In the copy, keep every word of the data below and none of its pictures.

-------- DATA LISTING --------

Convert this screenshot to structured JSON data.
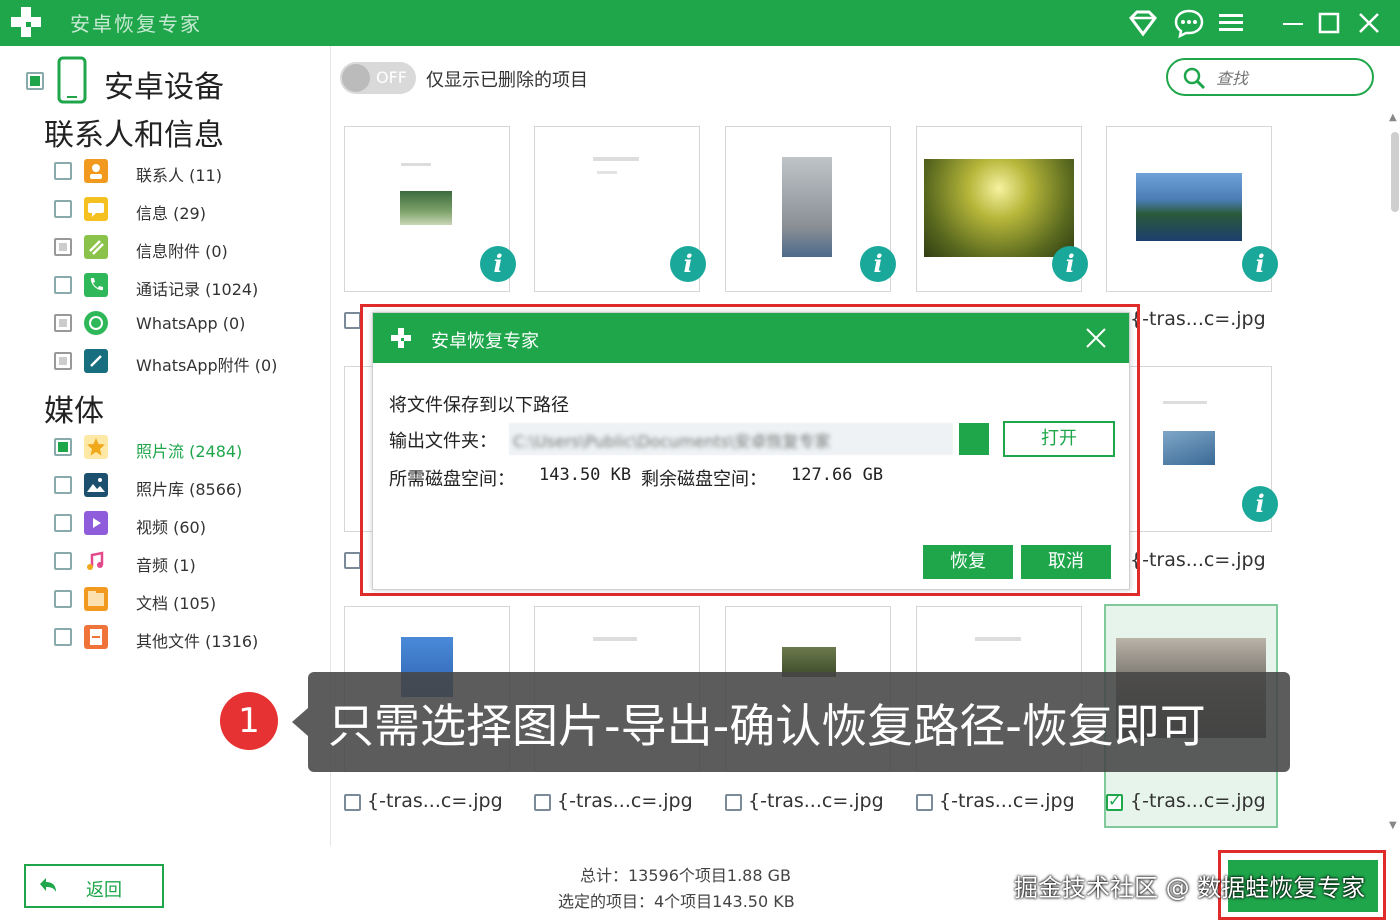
{
  "app": {
    "title": "安卓恢复专家",
    "colors": {
      "brand": "#1fa64b",
      "accent_red": "#e02b2b",
      "info_badge": "#1aa89a"
    }
  },
  "sidebar": {
    "device_title": "安卓设备",
    "sections": [
      {
        "title": "联系人和信息",
        "items": [
          {
            "label": "联系人 (11)",
            "icon": "contacts-icon",
            "state": "unchecked"
          },
          {
            "label": "信息 (29)",
            "icon": "messages-icon",
            "state": "unchecked"
          },
          {
            "label": "信息附件 (0)",
            "icon": "attachment-icon",
            "state": "disabled"
          },
          {
            "label": "通话记录 (1024)",
            "icon": "phone-icon",
            "state": "unchecked"
          },
          {
            "label": "WhatsApp (0)",
            "icon": "whatsapp-icon",
            "state": "disabled"
          },
          {
            "label": "WhatsApp附件 (0)",
            "icon": "whatsapp-attachment-icon",
            "state": "disabled"
          }
        ]
      },
      {
        "title": "媒体",
        "items": [
          {
            "label": "照片流 (2484)",
            "icon": "star-icon",
            "state": "partial"
          },
          {
            "label": "照片库 (8566)",
            "icon": "photo-icon",
            "state": "unchecked"
          },
          {
            "label": "视频 (60)",
            "icon": "video-icon",
            "state": "unchecked"
          },
          {
            "label": "音频 (1)",
            "icon": "audio-icon",
            "state": "unchecked"
          },
          {
            "label": "文档 (105)",
            "icon": "document-icon",
            "state": "unchecked"
          },
          {
            "label": "其他文件 (1316)",
            "icon": "other-file-icon",
            "state": "unchecked"
          }
        ]
      }
    ]
  },
  "filter": {
    "toggle_state": "OFF",
    "label": "仅显示已删除的项目",
    "search_placeholder": "查找"
  },
  "grid": {
    "file_name": "{-tras...c=.jpg",
    "info_glyph": "i",
    "selected_count_visible": 1
  },
  "dialog": {
    "title": "安卓恢复专家",
    "heading": "将文件保存到以下路径",
    "folder_label": "输出文件夹：",
    "folder_value": "C:\\Users\\Public\\Documents\\安卓恢复专家",
    "open_button": "打开",
    "required_label": "所需磁盘空间：",
    "required_value": "143.50 KB",
    "free_label": "剩余磁盘空间：",
    "free_value": "127.66 GB",
    "recover_button": "恢复",
    "cancel_button": "取消"
  },
  "caption": {
    "step": "1",
    "text": "只需选择图片-导出-确认恢复路径-恢复即可"
  },
  "footer": {
    "back_button": "返回",
    "total": "总计：13596个项目1.88 GB",
    "selected": "选定的项目：4个项目143.50 KB",
    "watermark": "掘金技术社区 @ 数据蛙恢复专家"
  }
}
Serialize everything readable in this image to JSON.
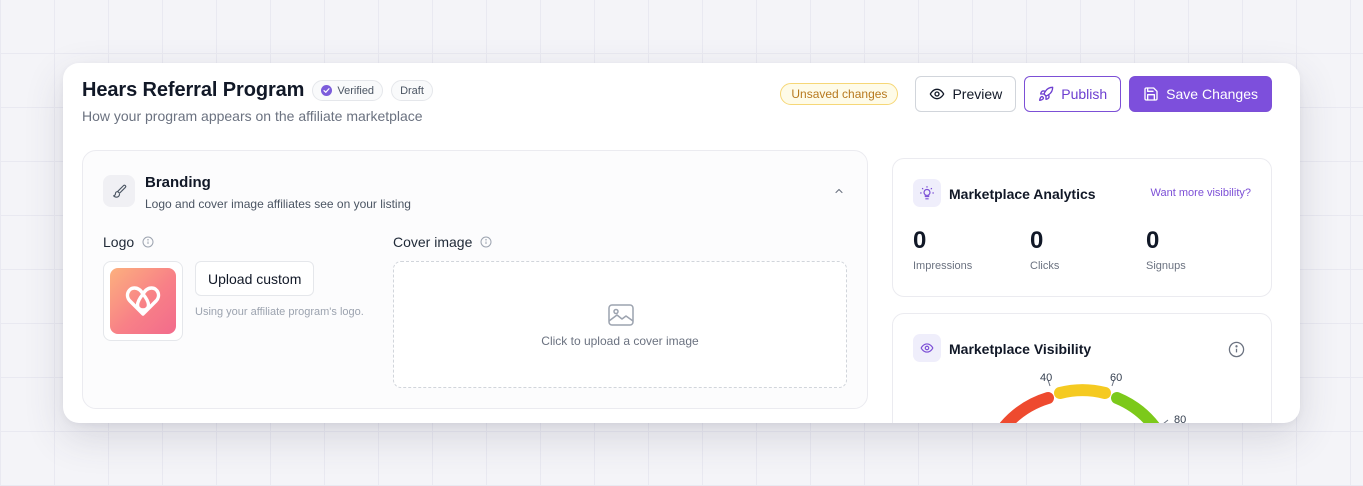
{
  "header": {
    "title": "Hears Referral Program",
    "badges": {
      "verified": "Verified",
      "draft": "Draft"
    },
    "subtitle": "How your program appears on the affiliate marketplace",
    "unsaved": "Unsaved changes",
    "preview_label": "Preview",
    "publish_label": "Publish",
    "save_label": "Save Changes"
  },
  "branding": {
    "title": "Branding",
    "description": "Logo and cover image affiliates see on your listing",
    "logo_label": "Logo",
    "upload_label": "Upload custom",
    "upload_hint": "Using your affiliate program's logo.",
    "cover_label": "Cover image",
    "cover_text": "Click to upload a cover image"
  },
  "analytics": {
    "title": "Marketplace Analytics",
    "link": "Want more visibility?",
    "stats": [
      {
        "value": "0",
        "label": "Impressions"
      },
      {
        "value": "0",
        "label": "Clicks"
      },
      {
        "value": "0",
        "label": "Signups"
      }
    ]
  },
  "visibility": {
    "title": "Marketplace Visibility",
    "gauge_ticks": [
      "40",
      "60",
      "80"
    ],
    "colors": {
      "red": "#ee4a2f",
      "yellow": "#f5ca21",
      "green": "#7cc91a"
    }
  },
  "colors": {
    "accent": "#7d4fdc",
    "warning_bg": "#fefbe8",
    "warning_text": "#b7791f"
  }
}
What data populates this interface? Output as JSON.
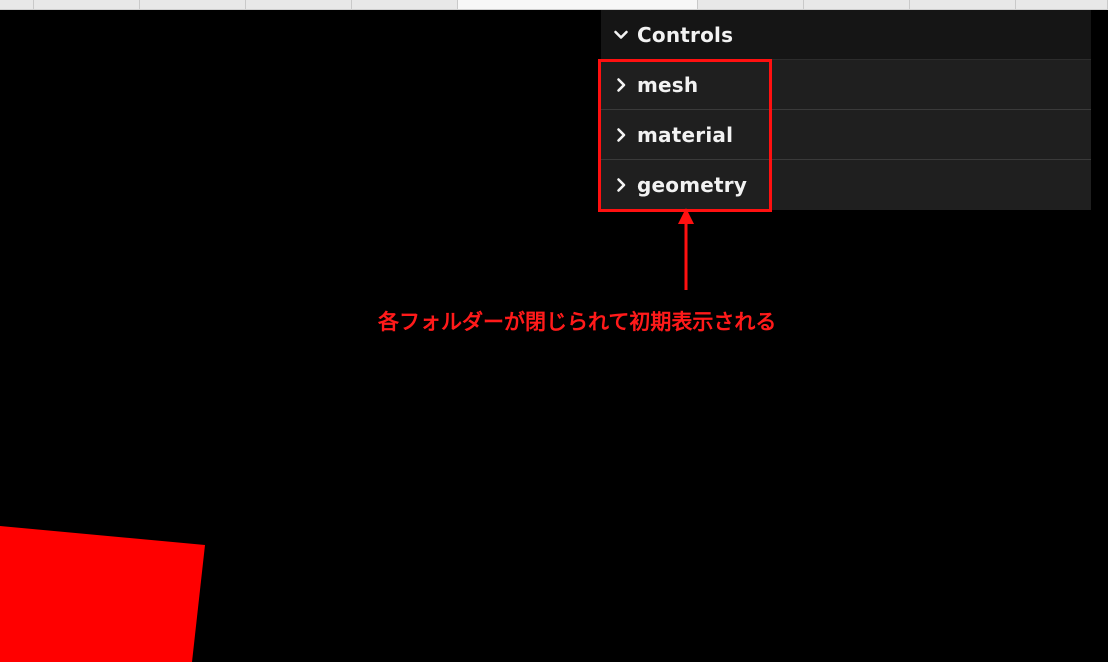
{
  "gui": {
    "title": "Controls",
    "title_icon": "chevron-down-icon",
    "folders": [
      {
        "label": "mesh",
        "icon": "chevron-right-icon",
        "expanded": false
      },
      {
        "label": "material",
        "icon": "chevron-right-icon",
        "expanded": false
      },
      {
        "label": "geometry",
        "icon": "chevron-right-icon",
        "expanded": false
      }
    ]
  },
  "annotation": {
    "text": "各フォルダーが閉じられて初期表示される",
    "color": "#ff1a1a"
  },
  "scene": {
    "background": "#000000",
    "mesh_color": "#ff0000"
  }
}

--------

• COMPLETED TASK:
Convert this screenshot to structured JSON data.
{
  "app": {
    "title": "安卓恢复专家",
    "colors": {
      "brand": "#1fa64b",
      "accent_red": "#e02b2b",
      "info_badge": "#1aa89a"
    }
  },
  "sidebar": {
    "device_title": "安卓设备",
    "sections": [
      {
        "title": "联系人和信息",
        "items": [
          {
            "label": "联系人 (11)",
            "icon": "contacts-icon",
            "state": "unchecked"
          },
          {
            "label": "信息 (29)",
            "icon": "messages-icon",
            "state": "unchecked"
          },
          {
            "label": "信息附件 (0)",
            "icon": "attachment-icon",
            "state": "disabled"
          },
          {
            "label": "通话记录 (1024)",
            "icon": "phone-icon",
            "state": "unchecked"
          },
          {
            "label": "WhatsApp (0)",
            "icon": "whatsapp-icon",
            "state": "disabled"
          },
          {
            "label": "WhatsApp附件 (0)",
            "icon": "whatsapp-attachment-icon",
            "state": "disabled"
          }
        ]
      },
      {
        "title": "媒体",
        "items": [
          {
            "label": "照片流 (2484)",
            "icon": "star-icon",
            "state": "partial"
          },
          {
            "label": "照片库 (8566)",
            "icon": "photo-icon",
            "state": "unchecked"
          },
          {
            "label": "视频 (60)",
            "icon": "video-icon",
            "state": "unchecked"
          },
          {
            "label": "音频 (1)",
            "icon": "audio-icon",
            "state": "unchecked"
          },
          {
            "label": "文档 (105)",
            "icon": "document-icon",
            "state": "unchecked"
          },
          {
            "label": "其他文件 (1316)",
            "icon": "other-file-icon",
            "state": "unchecked"
          }
        ]
      }
    ]
  },
  "filter": {
    "toggle_state": "OFF",
    "label": "仅显示已删除的项目",
    "search_placeholder": "查找"
  },
  "grid": {
    "file_name": "{-tras...c=.jpg",
    "info_glyph": "i",
    "selected_count_visible": 1
  },
  "dialog": {
    "title": "安卓恢复专家",
    "heading": "将文件保存到以下路径",
    "folder_label": "输出文件夹：",
    "folder_value": "C:\\Users\\Public\\Documents\\安卓恢复专家",
    "open_button": "打开",
    "required_label": "所需磁盘空间：",
    "required_value": "143.50 KB",
    "free_label": "剩余磁盘空间：",
    "free_value": "127.66 GB",
    "recover_button": "恢复",
    "cancel_button": "取消"
  },
  "caption": {
    "step": "1",
    "text": "只需选择图片-导出-确认恢复路径-恢复即可"
  },
  "footer": {
    "back_button": "返回",
    "total": "总计：13596个项目1.88 GB",
    "selected": "选定的项目：4个项目143.50 KB",
    "watermark": "掘金技术社区 @ 数据蛙恢复专家"
  }
}
Serialize everything readable in this image to JSON.
{
  "header": {
    "title": "Hears Referral Program",
    "badges": {
      "verified": "Verified",
      "draft": "Draft"
    },
    "subtitle": "How your program appears on the affiliate marketplace",
    "unsaved": "Unsaved changes",
    "preview_label": "Preview",
    "publish_label": "Publish",
    "save_label": "Save Changes"
  },
  "branding": {
    "title": "Branding",
    "description": "Logo and cover image affiliates see on your listing",
    "logo_label": "Logo",
    "upload_label": "Upload custom",
    "upload_hint": "Using your affiliate program's logo.",
    "cover_label": "Cover image",
    "cover_text": "Click to upload a cover image"
  },
  "analytics": {
    "title": "Marketplace Analytics",
    "link": "Want more visibility?",
    "stats": [
      {
        "value": "0",
        "label": "Impressions"
      },
      {
        "value": "0",
        "label": "Clicks"
      },
      {
        "value": "0",
        "label": "Signups"
      }
    ]
  },
  "visibility": {
    "title": "Marketplace Visibility",
    "gauge_ticks": [
      "40",
      "60",
      "80"
    ],
    "colors": {
      "red": "#ee4a2f",
      "yellow": "#f5ca21",
      "green": "#7cc91a"
    }
  },
  "colors": {
    "accent": "#7d4fdc",
    "warning_bg": "#fefbe8",
    "warning_text": "#b7791f"
  }
}
What data populates this interface? Output as JSON.
{
  "gui": {
    "title": "Controls",
    "title_icon": "chevron-down-icon",
    "folders": [
      {
        "label": "mesh",
        "icon": "chevron-right-icon",
        "expanded": false
      },
      {
        "label": "material",
        "icon": "chevron-right-icon",
        "expanded": false
      },
      {
        "label": "geometry",
        "icon": "chevron-right-icon",
        "expanded": false
      }
    ]
  },
  "annotation": {
    "text": "各フォルダーが閉じられて初期表示される",
    "color": "#ff1a1a"
  },
  "scene": {
    "background": "#000000",
    "mesh_color": "#ff0000"
  }
}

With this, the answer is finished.